(Excerpts from an interface dataset)
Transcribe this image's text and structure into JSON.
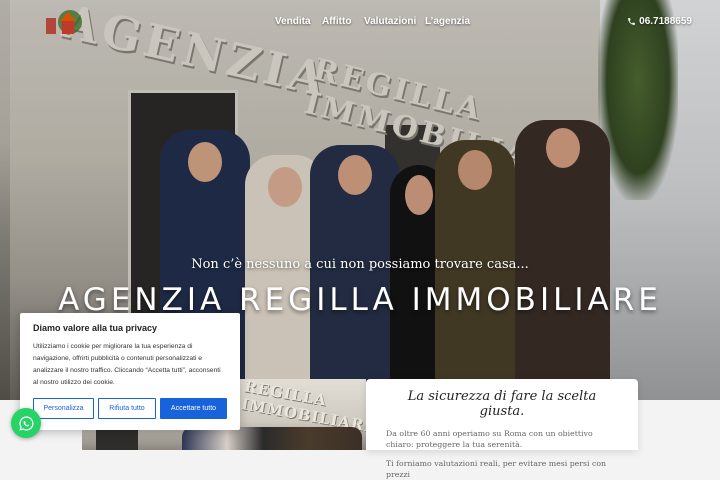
{
  "nav": {
    "items": [
      "Vendita",
      "Affitto",
      "Valutazioni",
      "L’agenzia"
    ],
    "phone": "06.7188659"
  },
  "hero": {
    "sign": "AGENZIA",
    "sign2": "REGILLA IMMOBILIARE",
    "tagline": "Non c’è nessuno a cui non possiamo trovare casa...",
    "title": "AGENZIA REGILLA IMMOBILIARE"
  },
  "photo_card": {
    "sign": "REGILLA IMMOBILIARE"
  },
  "about": {
    "heading": "La sicurezza di fare la scelta giusta.",
    "para1": "Da oltre 60 anni operiamo su Roma con un obiettivo chiaro: proteggere la tua serenità.",
    "para2": "Ti forniamo valutazioni reali, per evitare mesi persi con prezzi"
  },
  "cookie": {
    "title": "Diamo valore alla tua privacy",
    "text": "Utilizziamo i cookie per migliorare la tua esperienza di navigazione, offrirti pubblicità o contenuti personalizzati e analizzare il nostro traffico. Cliccando “Accetta tutti”, acconsenti al nostro utilizzo dei cookie.",
    "customize": "Personalizza",
    "reject": "Rifiuta tutto",
    "accept": "Accettare tutto"
  },
  "colors": {
    "cookie_accent": "#1863dc",
    "whatsapp": "#25d366"
  },
  "icons": {
    "phone": "phone-icon",
    "whatsapp": "whatsapp-icon",
    "logo": "agency-logo"
  }
}
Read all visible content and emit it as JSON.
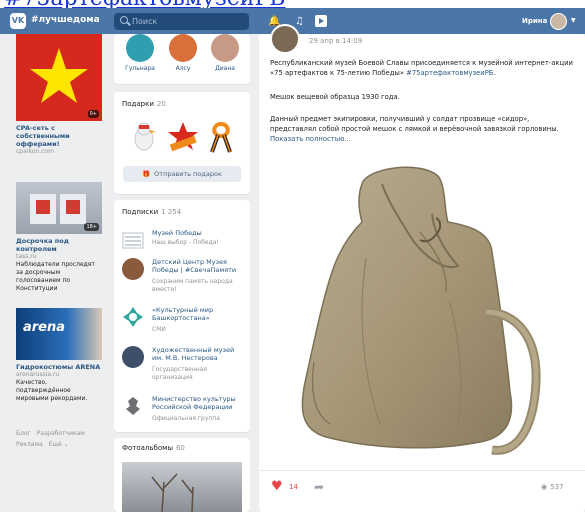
{
  "top_link": {
    "text": "#75артефактовмузеиРБ"
  },
  "header": {
    "logo_text": "VK",
    "brand": "#лучшедома",
    "search_placeholder": "Поиск",
    "user_name": "Ирина",
    "icons": [
      "vk-logo-icon",
      "search-icon",
      "bell-icon",
      "music-icon",
      "play-icon",
      "chevron-down-icon"
    ]
  },
  "ads": [
    {
      "title": "CPA-сеть с собственными офферами!",
      "domain": "cpaikon.com",
      "description": "",
      "badge": "0+"
    },
    {
      "title": "Досрочка под контролем",
      "domain": "tass.ru",
      "description": "Наблюдатели проследят за досрочным голосованием по Конституции",
      "badge": "18+"
    },
    {
      "title": "Гидрокостюмы ARENA",
      "domain": "arenarussia.ru",
      "description": "Качество, подтверждённое мировыми рекордами.",
      "badge": "",
      "image_text": "arena"
    }
  ],
  "footer_links": [
    "Блог",
    "Разработчикам",
    "Реклама",
    "Ещё"
  ],
  "friends": [
    {
      "name": "Гульнара"
    },
    {
      "name": "Алсу"
    },
    {
      "name": "Диана"
    }
  ],
  "gifts": {
    "title": "Подарки",
    "count": "20",
    "send_label": "Отправить подарок"
  },
  "subscriptions": {
    "title": "Подписки",
    "count": "1 254",
    "items": [
      {
        "name": "Музей Победы",
        "desc": "Наш выбор - Победа!"
      },
      {
        "name": "Детский Центр Музея Победы | #СвечаПамяти",
        "desc": "Сохраним память народа вместе!"
      },
      {
        "name": "«Культурный мир Башкортостана»",
        "desc": "СМИ"
      },
      {
        "name": "Художественный музей им. М.В. Нестерова",
        "desc": "Государственная организация"
      },
      {
        "name": "Министерство культуры Российской Федерации",
        "desc": "Официальная группа"
      }
    ]
  },
  "albums": {
    "title": "Фотоальбомы",
    "count": "60"
  },
  "post": {
    "date": "29 апр в 14:09",
    "paragraph1": "Республиканский музей Боевой Славы присоединяется к музейной интернет-акции «75 артефактов к 75-летию Победы»",
    "hashtag": "#75артефактовмузеиРБ.",
    "paragraph2": "Мешок вещевой образца 1930 года.",
    "paragraph3": "Данный предмет экипировки, получивший у солдат прозвище «сидор», представлял собой простой мешок с лямкой и верёвочной завязкой горловины.",
    "show_more": "Показать полностью...",
    "likes": "14",
    "views": "537"
  }
}
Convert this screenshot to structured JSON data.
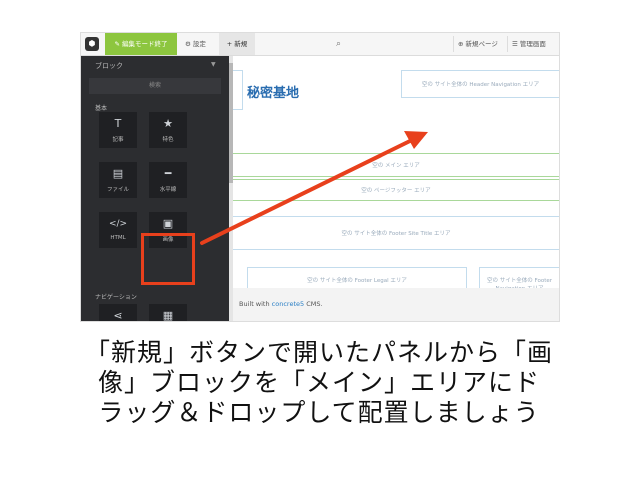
{
  "toolbar": {
    "logo": "⬢",
    "edit_mode": "✎ 編集モード終了",
    "settings": "⚙ 設定",
    "new": "+ 新規",
    "search_icon": "search-icon",
    "new_page": "⊕ 新規ページ",
    "admin": "☰ 管理画面"
  },
  "panel": {
    "title": "ブロック",
    "search_placeholder": "検索",
    "section_basic": "基本",
    "section_nav": "ナビゲーション",
    "blocks": [
      {
        "icon": "T",
        "label": "記事"
      },
      {
        "icon": "★",
        "label": "特色"
      },
      {
        "icon": "▤",
        "label": "ファイル"
      },
      {
        "icon": "━",
        "label": "水平線"
      },
      {
        "icon": "</>",
        "label": "HTML"
      },
      {
        "icon": "▣",
        "label": "画像"
      }
    ],
    "nav_blocks": [
      {
        "icon": "⋖"
      },
      {
        "icon": "▦"
      }
    ]
  },
  "page": {
    "site_title": "秘密基地",
    "header_nav_area": "空の サイト全体の Header Navigation エリア",
    "main_area": "空の メイン エリア",
    "page_footer_area": "空の ページフッター エリア",
    "footer_title_area": "空の サイト全体の Footer Site Title エリア",
    "footer_legal_area": "空の サイト全体の Footer Legal エリア",
    "footer_nav_area": "空の サイト全体の Footer Navigation エリア",
    "built_with_prefix": "Built with ",
    "built_with_link": "concrete5",
    "built_with_suffix": " CMS."
  },
  "caption": {
    "line1": "「新規」ボタンで開いたパネルから「画",
    "line2": "像」ブロックを「メイン」エリアにド",
    "line3": "ラッグ＆ドロップして配置しましょう"
  },
  "colors": {
    "highlight": "#e8401c",
    "edit_mode_bg": "#8dc63f",
    "panel_bg": "#2c2d30",
    "title_blue": "#2a6db0"
  }
}
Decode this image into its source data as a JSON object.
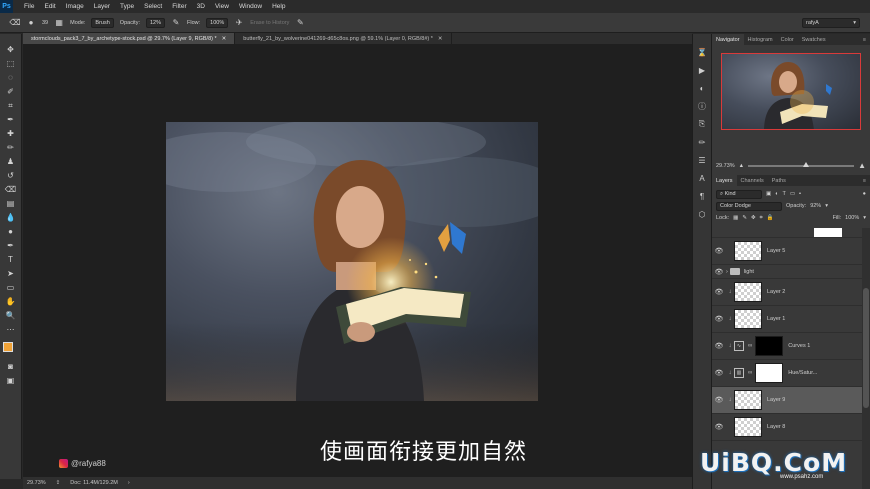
{
  "app": {
    "logo": "Ps"
  },
  "menu": [
    "File",
    "Edit",
    "Image",
    "Layer",
    "Type",
    "Select",
    "Filter",
    "3D",
    "View",
    "Window",
    "Help"
  ],
  "options_bar": {
    "brush_size": "39",
    "mode_label": "Mode:",
    "mode_value": "Brush",
    "opacity_label": "Opacity:",
    "opacity_value": "12%",
    "flow_label": "Flow:",
    "flow_value": "100%",
    "erase_to_history": "Erase to History",
    "workspace": "rafyA"
  },
  "doc_tabs": [
    {
      "label": "stormclouds_pack3_7_by_archetype-stock.psd @ 29.7% (Layer 9, RGB/8) *",
      "active": true
    },
    {
      "label": "butterfly_21_by_wolverine041269-d65c8os.png @ 59.1% (Layer 0, RGB/8#) *",
      "active": false
    }
  ],
  "canvas": {
    "subtitle": "使画面衔接更加自然",
    "handle": "@rafya88"
  },
  "status": {
    "zoom": "29.73%",
    "doc": "Doc: 11.4M/129.2M"
  },
  "navigator": {
    "tabs": [
      "Navigator",
      "Histogram",
      "Color",
      "Swatches"
    ],
    "zoom": "29.73%",
    "zoom_level": 0.55
  },
  "layers_panel": {
    "tabs": [
      "Layers",
      "Channels",
      "Paths"
    ],
    "filter_kind": "Kind",
    "blend_mode": "Color Dodge",
    "opacity_label": "Opacity:",
    "opacity_value": "92%",
    "lock_label": "Lock:",
    "fill_label": "Fill:",
    "fill_value": "100%",
    "layers": [
      {
        "name": "Layer 5",
        "thumb": "check",
        "type": "pixel"
      },
      {
        "name": "light",
        "type": "group"
      },
      {
        "name": "Layer 2",
        "thumb": "check",
        "type": "pixel",
        "clipped": true
      },
      {
        "name": "Layer 1",
        "thumb": "check",
        "type": "pixel",
        "clipped": true
      },
      {
        "name": "Curves 1",
        "thumb": "black",
        "type": "adjustment",
        "clipped": true,
        "icon": "curves-icon"
      },
      {
        "name": "Hue/Satur...",
        "thumb": "white",
        "type": "adjustment",
        "clipped": true,
        "icon": "hue-sat-icon"
      },
      {
        "name": "Layer 9",
        "thumb": "check",
        "type": "pixel",
        "clipped": true,
        "selected": true
      },
      {
        "name": "Layer 8",
        "thumb": "check",
        "type": "pixel"
      }
    ]
  },
  "site": {
    "logo": "UiBQ.CoM",
    "sub": "www.psahz.com"
  },
  "colors": {
    "foreground": "#f0a236",
    "background": "#000000",
    "accent": "#d93a3a"
  }
}
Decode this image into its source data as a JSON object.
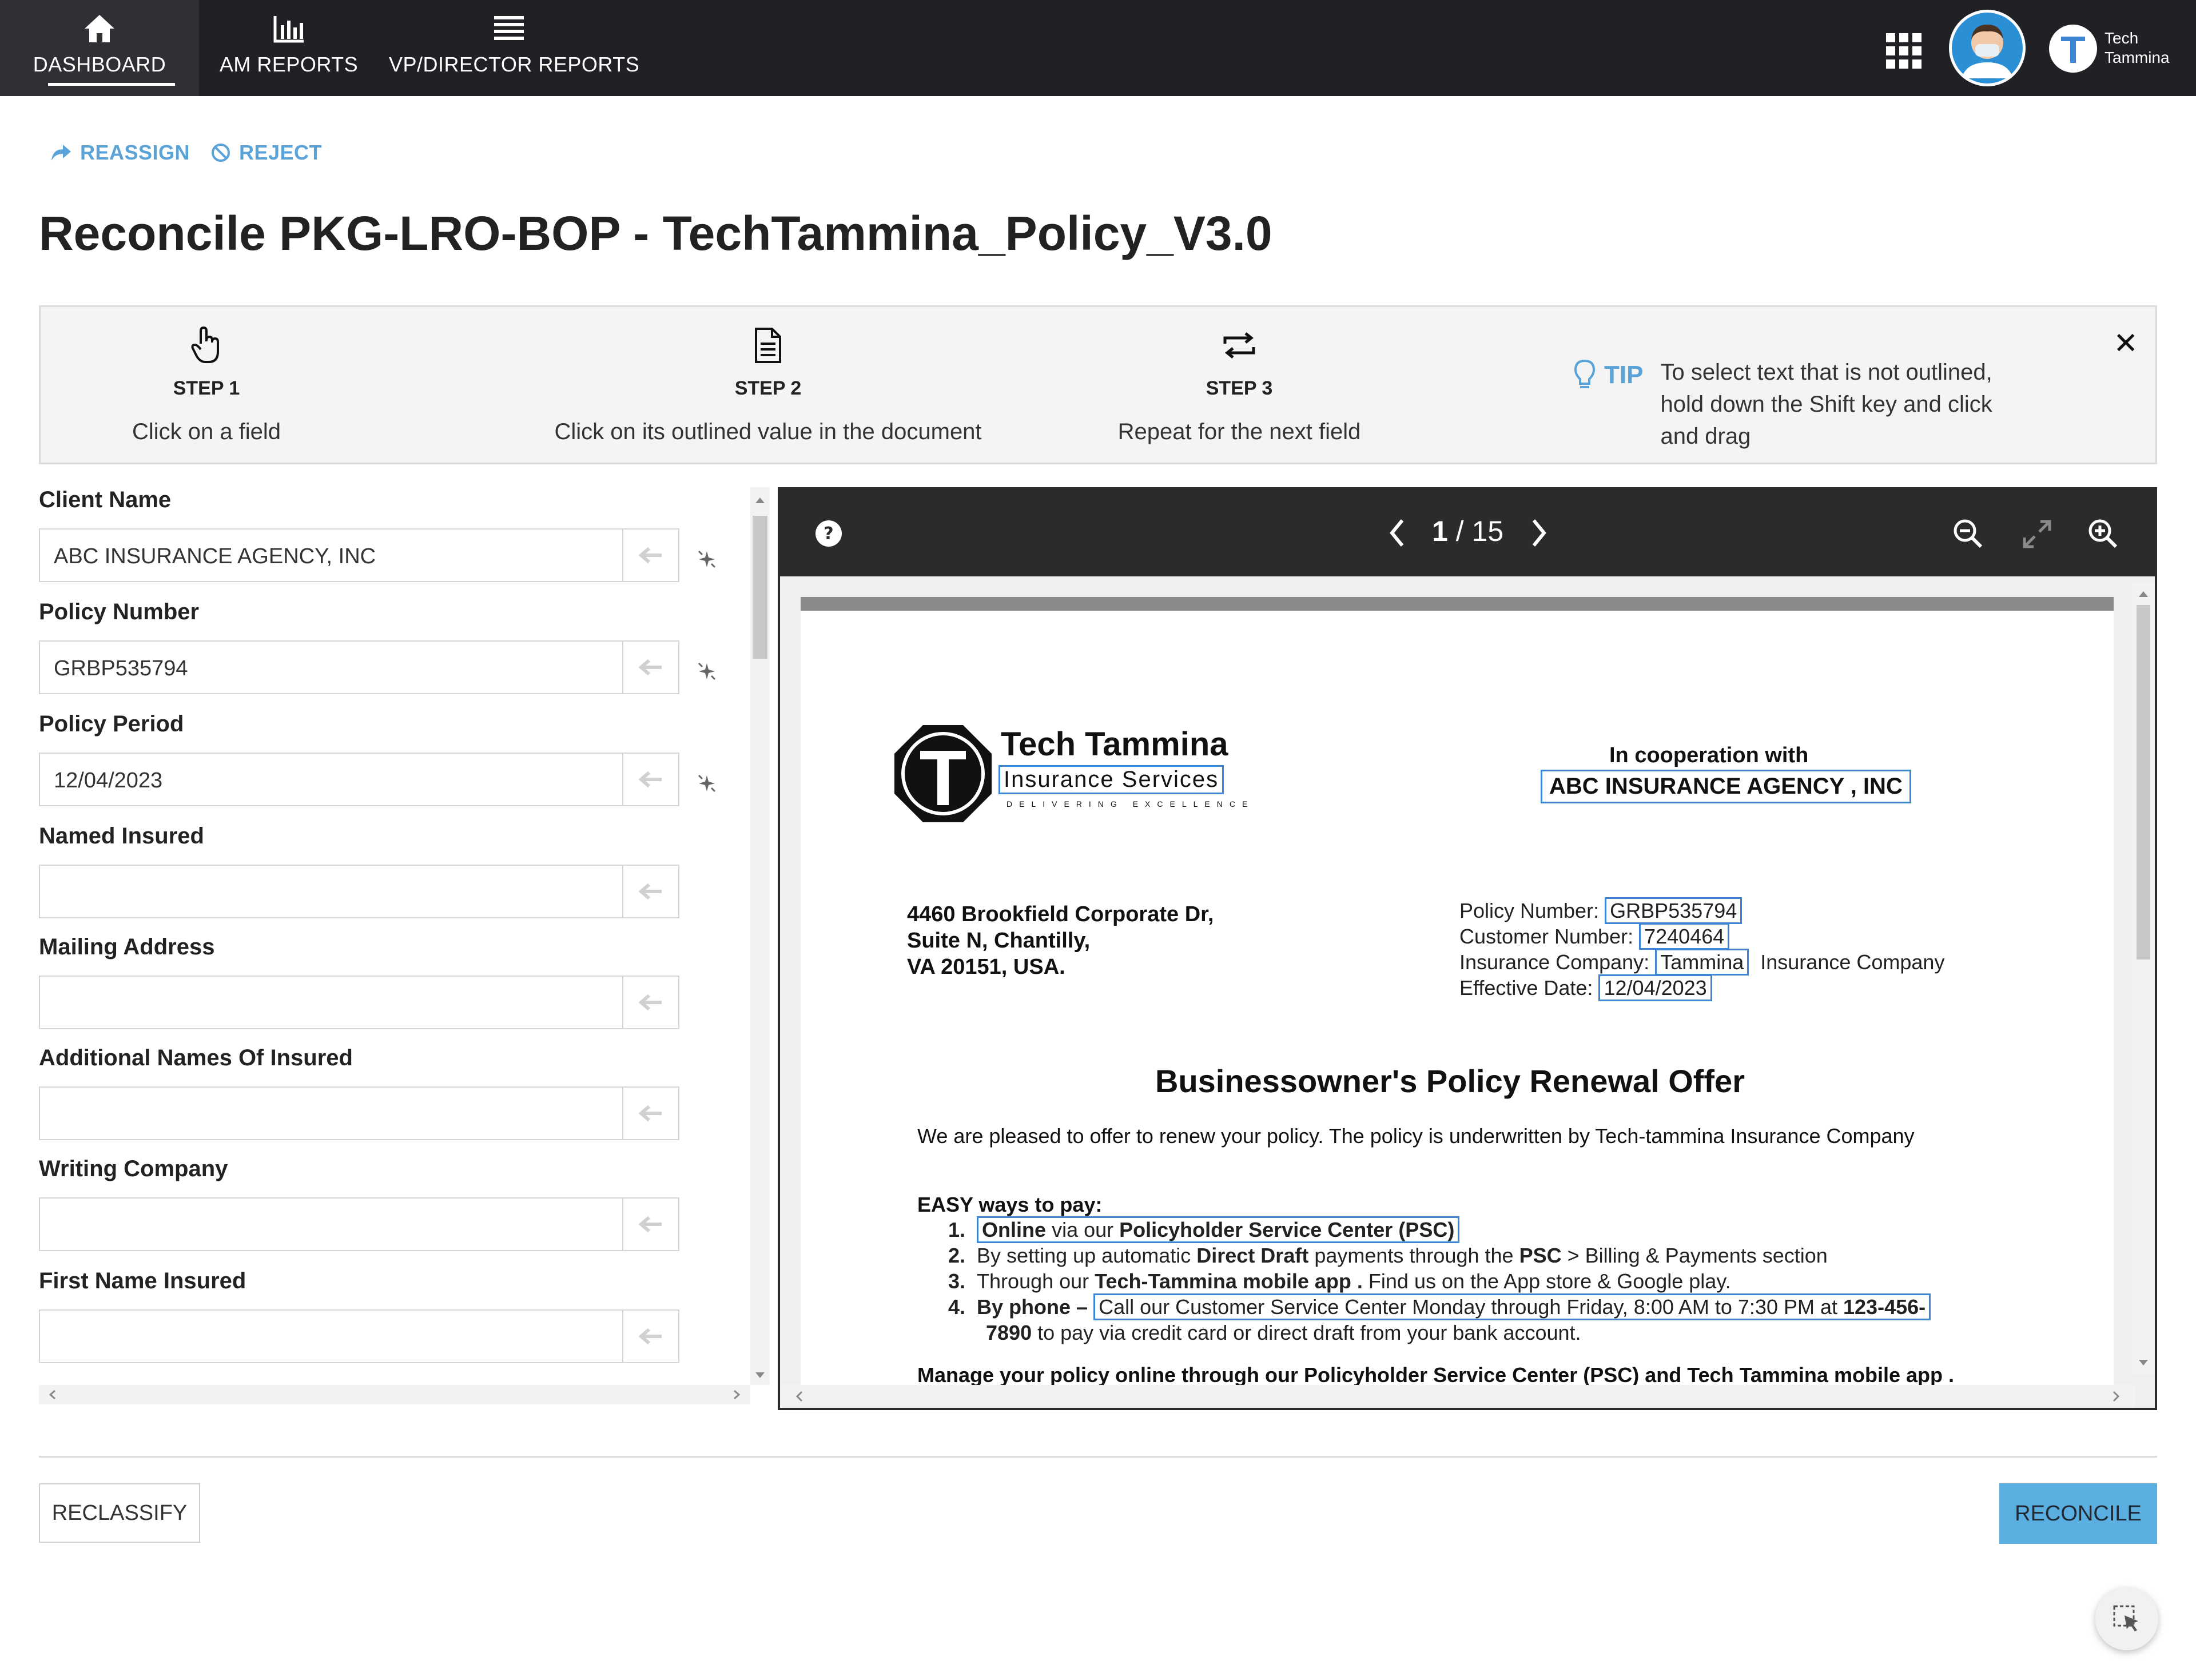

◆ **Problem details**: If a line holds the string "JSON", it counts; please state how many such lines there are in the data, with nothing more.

◆ **Answer section**: 5